» THE INPUT
===============
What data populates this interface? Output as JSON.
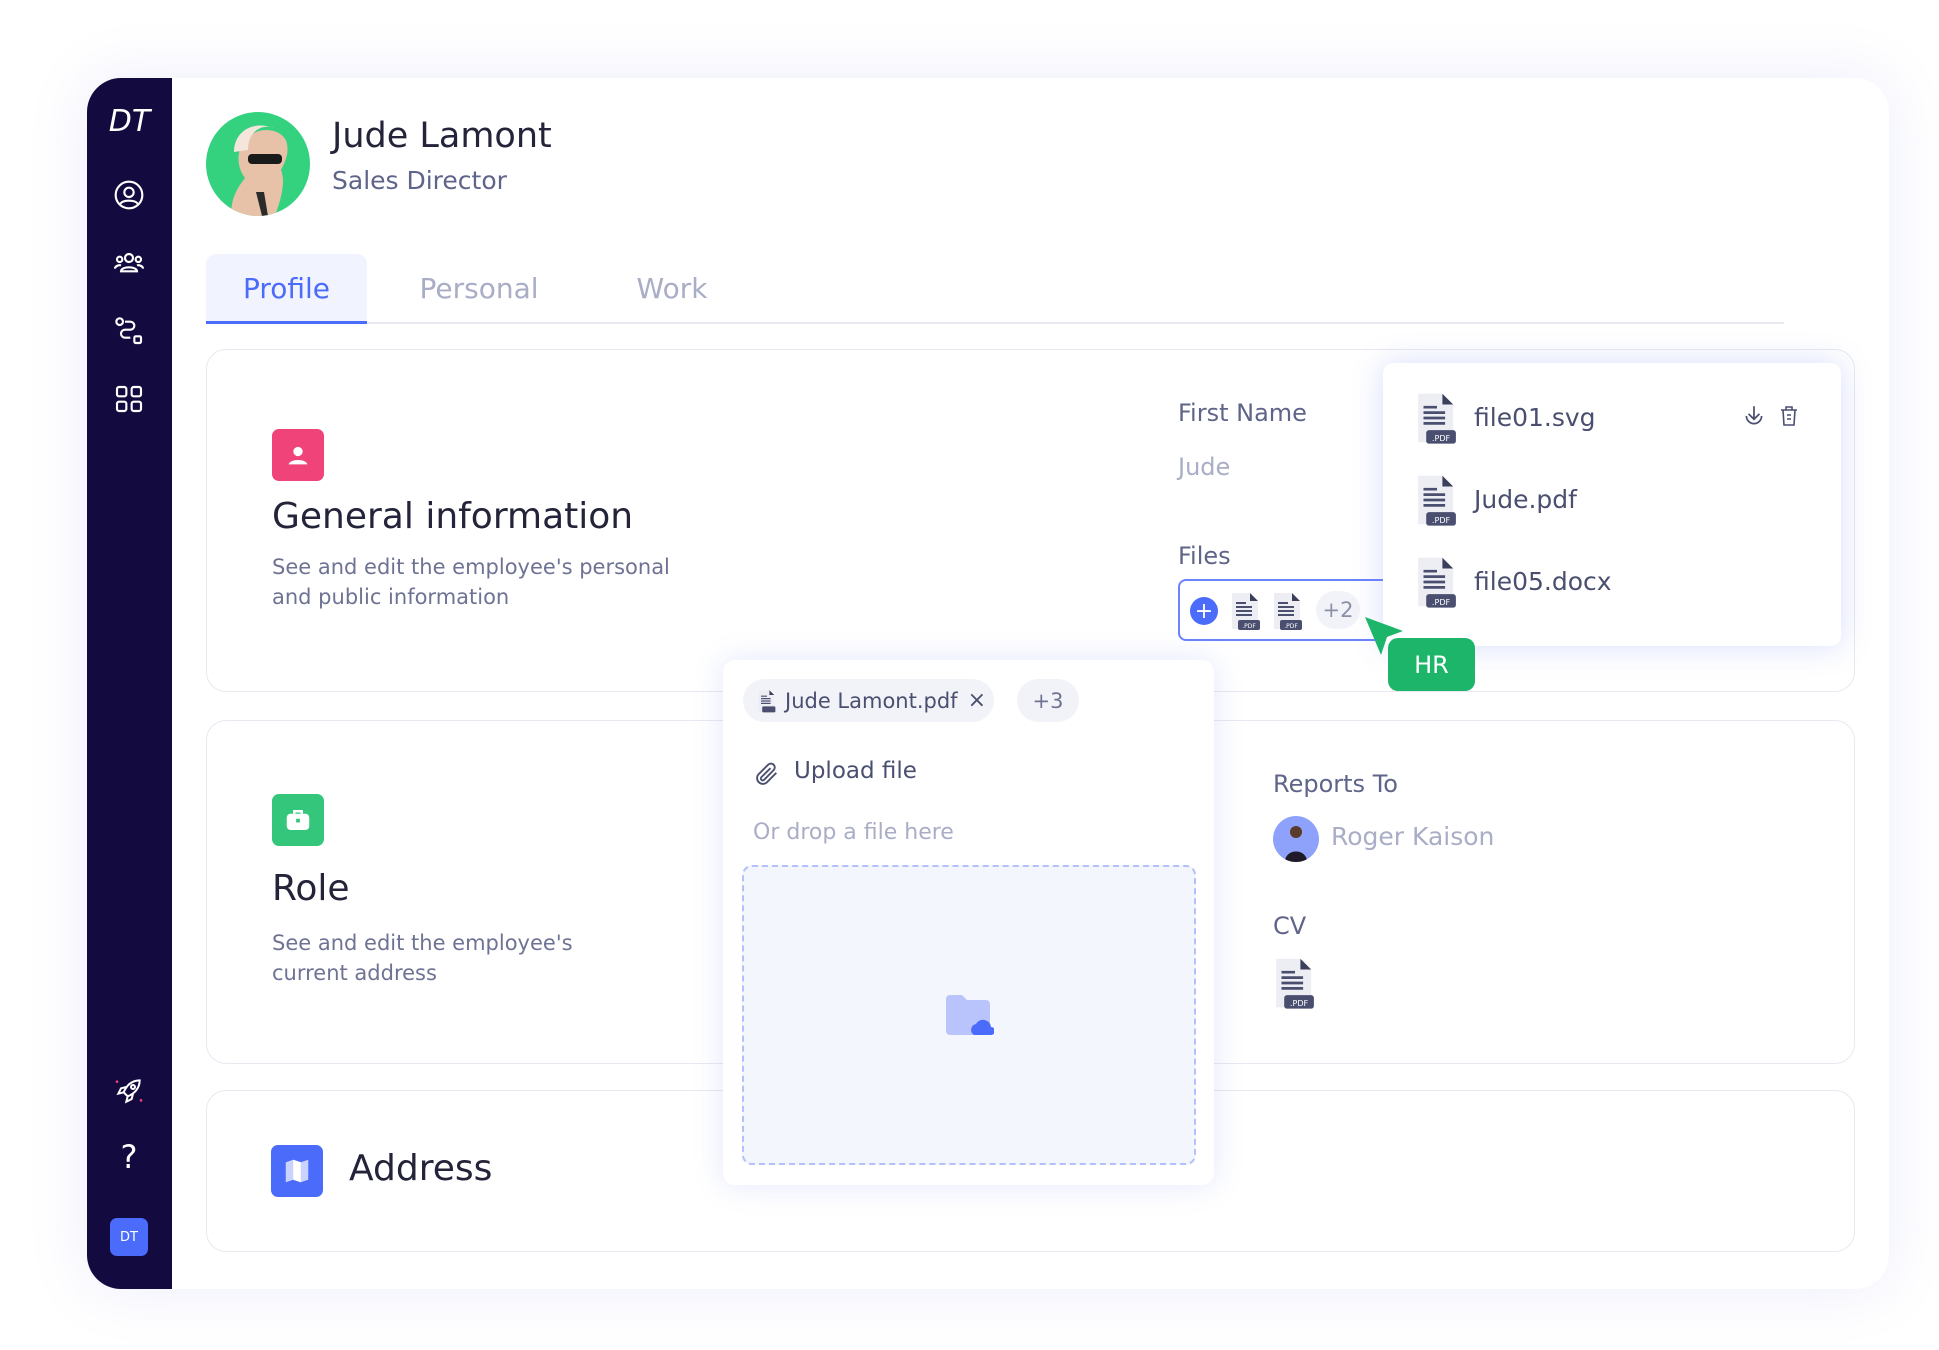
{
  "sidebar": {
    "logo": "DT",
    "icons": [
      "user-circle-icon",
      "users-icon",
      "route-icon",
      "grid-icon",
      "rocket-icon",
      "help-icon"
    ],
    "user_badge": "DT"
  },
  "header": {
    "name": "Jude Lamont",
    "title": "Sales Director"
  },
  "tabs": [
    {
      "label": "Profile",
      "active": true
    },
    {
      "label": "Personal"
    },
    {
      "label": "Work"
    }
  ],
  "general": {
    "title": "General information",
    "description_1": "See and edit the employee's personal",
    "description_2": "and public information",
    "first_name_label": "First Name",
    "first_name_value": "Jude",
    "files_label": "Files",
    "files_more": "+2"
  },
  "files_dropdown": {
    "items": [
      {
        "name": "file01.svg",
        "badge": ".PDF"
      },
      {
        "name": "Jude.pdf",
        "badge": ".PDF"
      },
      {
        "name": "file05.docx",
        "badge": ".PDF"
      }
    ]
  },
  "cursor_tag": "HR",
  "role": {
    "title": "Role",
    "description_1": "See and edit the employee's",
    "description_2": "current address",
    "reports_to_label": "Reports To",
    "reports_to_value": "Roger Kaison",
    "cv_label": "CV",
    "cv_badge": ".PDF"
  },
  "address": {
    "title": "Address"
  },
  "upload": {
    "chip_file": "Jude Lamont.pdf",
    "chip_more": "+3",
    "upload_label": "Upload file",
    "drop_hint": "Or drop a file here"
  },
  "colors": {
    "sidebar": "#130b3f",
    "accent": "#4b6bfb",
    "green": "#1db56a",
    "pink": "#f0437a"
  }
}
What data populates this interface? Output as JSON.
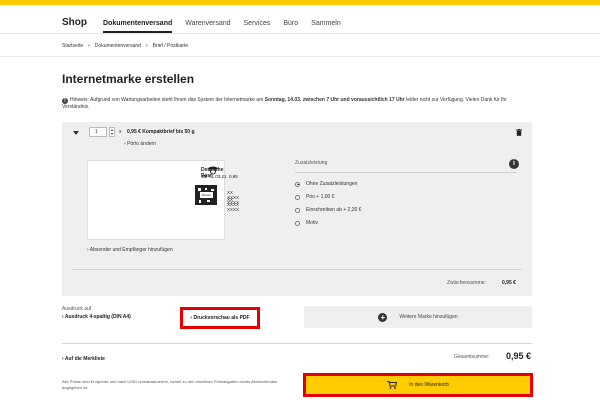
{
  "colors": {
    "brand": "#ffcc00",
    "highlight": "#e40000",
    "card_bg": "#efefef"
  },
  "nav": {
    "brand": "Shop",
    "items": [
      "Dokumentenversand",
      "Warenversand",
      "Services",
      "Büro",
      "Sammeln"
    ],
    "active_index": 0
  },
  "breadcrumb": [
    "Startseite",
    "Dokumentenversand",
    "Brief / Postkarte"
  ],
  "page_title": "Internetmarke erstellen",
  "notice": {
    "icon": "info-icon",
    "prefix": "Hinweis: Aufgrund von Wartungsarbeiten steht Ihnen das System der Internetmarke am ",
    "bold1": "Sonntag, 14.03. zwischen 7 Uhr und voraussichtlich 17 Uhr",
    "suffix": " leider nicht zur Verfügung. Vielen Dank für Ihr Verständnis."
  },
  "card": {
    "quantity": "1",
    "times": "x",
    "product": "0,95 € Kompaktbrief bis 50 g",
    "porto_link": "Porto ändern",
    "stamp": {
      "brand": "Deutsche Post",
      "im_label": "IM",
      "date": "01.03.21",
      "value": "0,95",
      "code_label": "Muster",
      "line1": "XX XXXX XXXX",
      "line2": "XX XXXX XXXX"
    },
    "address_link": "Absender und Empfänger hinzufügen",
    "zusatz_label": "Zusatzleistung",
    "options": [
      {
        "label": "Ohne Zusatzleistungen",
        "checked": true
      },
      {
        "label": "Prio + 1,00 €",
        "checked": false
      },
      {
        "label": "Einschreiben ab + 2,20 €",
        "checked": false
      },
      {
        "label": "Motiv",
        "checked": false
      }
    ],
    "subtotal_label": "Zwischensumme:",
    "subtotal_value": "0,95 €"
  },
  "print": {
    "label": "Ausdruck auf",
    "value": "Ausdruck 4-spaltig (DIN A4)",
    "preview_button": "Druckvorschau als PDF"
  },
  "add_button": "Weitere Marke hinzufügen",
  "merkliste": "Auf die Merkliste",
  "total_label": "Gesamtsumme:",
  "total_value": "0,95 €",
  "footnote": "Alle Preise sind Endpreise und nach UStG umsatzsteuerfrei, soweit zu den einzelnen Preisangaben nichts Abweichendes angegeben ist.",
  "cart_button": "In den Warenkorb"
}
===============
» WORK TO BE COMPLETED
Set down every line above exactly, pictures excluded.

» OUTPUT OF THE EXERCISE
What data populates this interface? Output as JSON.
{
  "sidebar": {
    "logo": "DT",
    "icons": [
      "user-circle-icon",
      "users-icon",
      "route-icon",
      "grid-icon",
      "rocket-icon",
      "help-icon"
    ],
    "user_badge": "DT"
  },
  "header": {
    "name": "Jude Lamont",
    "title": "Sales Director"
  },
  "tabs": [
    {
      "label": "Profile",
      "active": true
    },
    {
      "label": "Personal"
    },
    {
      "label": "Work"
    }
  ],
  "general": {
    "title": "General information",
    "description_1": "See and edit the employee's personal",
    "description_2": "and public information",
    "first_name_label": "First Name",
    "first_name_value": "Jude",
    "files_label": "Files",
    "files_more": "+2"
  },
  "files_dropdown": {
    "items": [
      {
        "name": "file01.svg",
        "badge": ".PDF"
      },
      {
        "name": "Jude.pdf",
        "badge": ".PDF"
      },
      {
        "name": "file05.docx",
        "badge": ".PDF"
      }
    ]
  },
  "cursor_tag": "HR",
  "role": {
    "title": "Role",
    "description_1": "See and edit the employee's",
    "description_2": "current address",
    "reports_to_label": "Reports To",
    "reports_to_value": "Roger Kaison",
    "cv_label": "CV",
    "cv_badge": ".PDF"
  },
  "address": {
    "title": "Address"
  },
  "upload": {
    "chip_file": "Jude Lamont.pdf",
    "chip_more": "+3",
    "upload_label": "Upload file",
    "drop_hint": "Or drop a file here"
  },
  "colors": {
    "sidebar": "#130b3f",
    "accent": "#4b6bfb",
    "green": "#1db56a",
    "pink": "#f0437a"
  }
}
What data populates this interface? Output as JSON.
{
  "colors": {
    "brand": "#ffcc00",
    "highlight": "#e40000",
    "card_bg": "#efefef"
  },
  "nav": {
    "brand": "Shop",
    "items": [
      "Dokumentenversand",
      "Warenversand",
      "Services",
      "Büro",
      "Sammeln"
    ],
    "active_index": 0
  },
  "breadcrumb": [
    "Startseite",
    "Dokumentenversand",
    "Brief / Postkarte"
  ],
  "page_title": "Internetmarke erstellen",
  "notice": {
    "icon": "info-icon",
    "prefix": "Hinweis: Aufgrund von Wartungsarbeiten steht Ihnen das System der Internetmarke am ",
    "bold1": "Sonntag, 14.03. zwischen 7 Uhr und voraussichtlich 17 Uhr",
    "suffix": " leider nicht zur Verfügung. Vielen Dank für Ihr Verständnis."
  },
  "card": {
    "quantity": "1",
    "times": "x",
    "product": "0,95 € Kompaktbrief bis 50 g",
    "porto_link": "Porto ändern",
    "stamp": {
      "brand": "Deutsche Post",
      "im_label": "IM",
      "date": "01.03.21",
      "value": "0,95",
      "code_label": "Muster",
      "line1": "XX XXXX XXXX",
      "line2": "XX XXXX XXXX"
    },
    "address_link": "Absender und Empfänger hinzufügen",
    "zusatz_label": "Zusatzleistung",
    "options": [
      {
        "label": "Ohne Zusatzleistungen",
        "checked": true
      },
      {
        "label": "Prio + 1,00 €",
        "checked": false
      },
      {
        "label": "Einschreiben ab + 2,20 €",
        "checked": false
      },
      {
        "label": "Motiv",
        "checked": false
      }
    ],
    "subtotal_label": "Zwischensumme:",
    "subtotal_value": "0,95 €"
  },
  "print": {
    "label": "Ausdruck auf",
    "value": "Ausdruck 4-spaltig (DIN A4)",
    "preview_button": "Druckvorschau als PDF"
  },
  "add_button": "Weitere Marke hinzufügen",
  "merkliste": "Auf die Merkliste",
  "total_label": "Gesamtsumme:",
  "total_value": "0,95 €",
  "footnote": "Alle Preise sind Endpreise und nach UStG umsatzsteuerfrei, soweit zu den einzelnen Preisangaben nichts Abweichendes angegeben ist.",
  "cart_button": "In den Warenkorb"
}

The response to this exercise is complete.